The White House has unveiled a new set of guidelines to address the epidemic of sexual assaults on college campuses. A new task force report urges colleges to conduct anonymous surveys and adopt proven strategies for combating assault. Speaking at the White House, Vice President Joe Biden said campuses nationwide are failing to protect female students.
Vice President Joe Biden: "We all know that many of our schools just aren’t safe. We know the numbers. One in five of every one of those young women who’s dropped off that first day of school, before they finish school, will be assaulted — will be assaulted in her college years. We have to do everything in our power to protect them. These are our children. These are our wives, our daughters, our sisters. These are — these people are you. I’m really proud that now you all have a report with very clear recommendations."
The task force says the official rate of one in five female student victims is likely too low because many do not report the crimes against them. The report follows a rash of high-profile cases where schools across the country, from Brown to Florida State University, have been accused of mishandling sexual assault.

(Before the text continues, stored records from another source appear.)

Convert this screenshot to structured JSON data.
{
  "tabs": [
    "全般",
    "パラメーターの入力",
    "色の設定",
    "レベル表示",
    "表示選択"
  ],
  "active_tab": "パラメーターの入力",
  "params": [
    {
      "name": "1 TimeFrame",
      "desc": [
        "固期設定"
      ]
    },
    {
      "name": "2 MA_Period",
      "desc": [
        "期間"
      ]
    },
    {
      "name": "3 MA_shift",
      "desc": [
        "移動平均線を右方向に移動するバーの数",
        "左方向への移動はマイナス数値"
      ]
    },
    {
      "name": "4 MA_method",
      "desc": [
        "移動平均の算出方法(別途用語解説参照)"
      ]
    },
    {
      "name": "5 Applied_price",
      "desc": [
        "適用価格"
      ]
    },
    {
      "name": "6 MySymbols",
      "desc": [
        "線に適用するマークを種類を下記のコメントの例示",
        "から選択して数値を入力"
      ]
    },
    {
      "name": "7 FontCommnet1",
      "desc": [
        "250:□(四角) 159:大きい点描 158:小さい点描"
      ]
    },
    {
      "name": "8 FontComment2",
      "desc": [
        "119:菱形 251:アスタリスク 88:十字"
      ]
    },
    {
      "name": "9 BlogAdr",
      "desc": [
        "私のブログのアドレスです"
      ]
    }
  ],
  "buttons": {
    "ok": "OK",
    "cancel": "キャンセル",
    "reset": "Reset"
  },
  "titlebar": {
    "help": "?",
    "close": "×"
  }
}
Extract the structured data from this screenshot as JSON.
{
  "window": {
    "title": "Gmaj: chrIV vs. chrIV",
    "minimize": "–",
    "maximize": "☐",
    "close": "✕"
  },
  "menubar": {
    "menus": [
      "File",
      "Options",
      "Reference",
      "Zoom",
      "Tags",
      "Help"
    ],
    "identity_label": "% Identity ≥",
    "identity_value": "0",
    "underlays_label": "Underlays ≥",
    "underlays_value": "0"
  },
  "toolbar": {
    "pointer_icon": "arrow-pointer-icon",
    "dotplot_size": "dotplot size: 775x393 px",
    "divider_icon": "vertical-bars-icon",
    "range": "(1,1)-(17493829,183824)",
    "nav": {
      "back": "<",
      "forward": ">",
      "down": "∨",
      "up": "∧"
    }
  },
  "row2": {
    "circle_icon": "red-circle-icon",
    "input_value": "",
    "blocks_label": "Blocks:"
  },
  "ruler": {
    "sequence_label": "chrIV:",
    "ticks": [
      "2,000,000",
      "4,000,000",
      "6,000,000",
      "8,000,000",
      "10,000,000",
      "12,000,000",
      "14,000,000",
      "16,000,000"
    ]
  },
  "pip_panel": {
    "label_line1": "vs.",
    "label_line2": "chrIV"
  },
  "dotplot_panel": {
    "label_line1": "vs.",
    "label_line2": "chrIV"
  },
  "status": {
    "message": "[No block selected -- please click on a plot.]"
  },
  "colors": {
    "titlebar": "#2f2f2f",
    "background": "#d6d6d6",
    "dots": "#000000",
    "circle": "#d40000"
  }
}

Tennessee Gov. Bill Haslam has signed a bill allowing mothers to face potential jail time if they use drugs during pregnancy. The measure says women can be criminally charged if their babies are born dependent on drugs. The bill sparked a national outcry from medical experts and reproductive health advocates who say it could discourage women from seeking help for addiction. In a statement, the American Civil Liberties Union said: "The Tennessee governor has made it a crime to carry a pregnancy to term if you struggle with addiction or substance abuse."
A gunman wounded six people at a FedEx facility in Georgia on Tuesday before taking his own life. Two of the victims are in critical condition. The shooting comes days after Georgia enacted a law that massively expands weapons permits in public places.
Federal prosecutors are reportedly preparing criminal charges against two large French banks. Credit Suisse is being targeted for offering tax shelters to Americans, while BNP Paribas faces prosecution for doing business with countries targeted by U.S. sanctions. The New York Times reports the cases "could produce the first guilty plea from a major bank in more than two decades."
We rely on contributions from our viewers and listeners to do our work.
Please do your part today.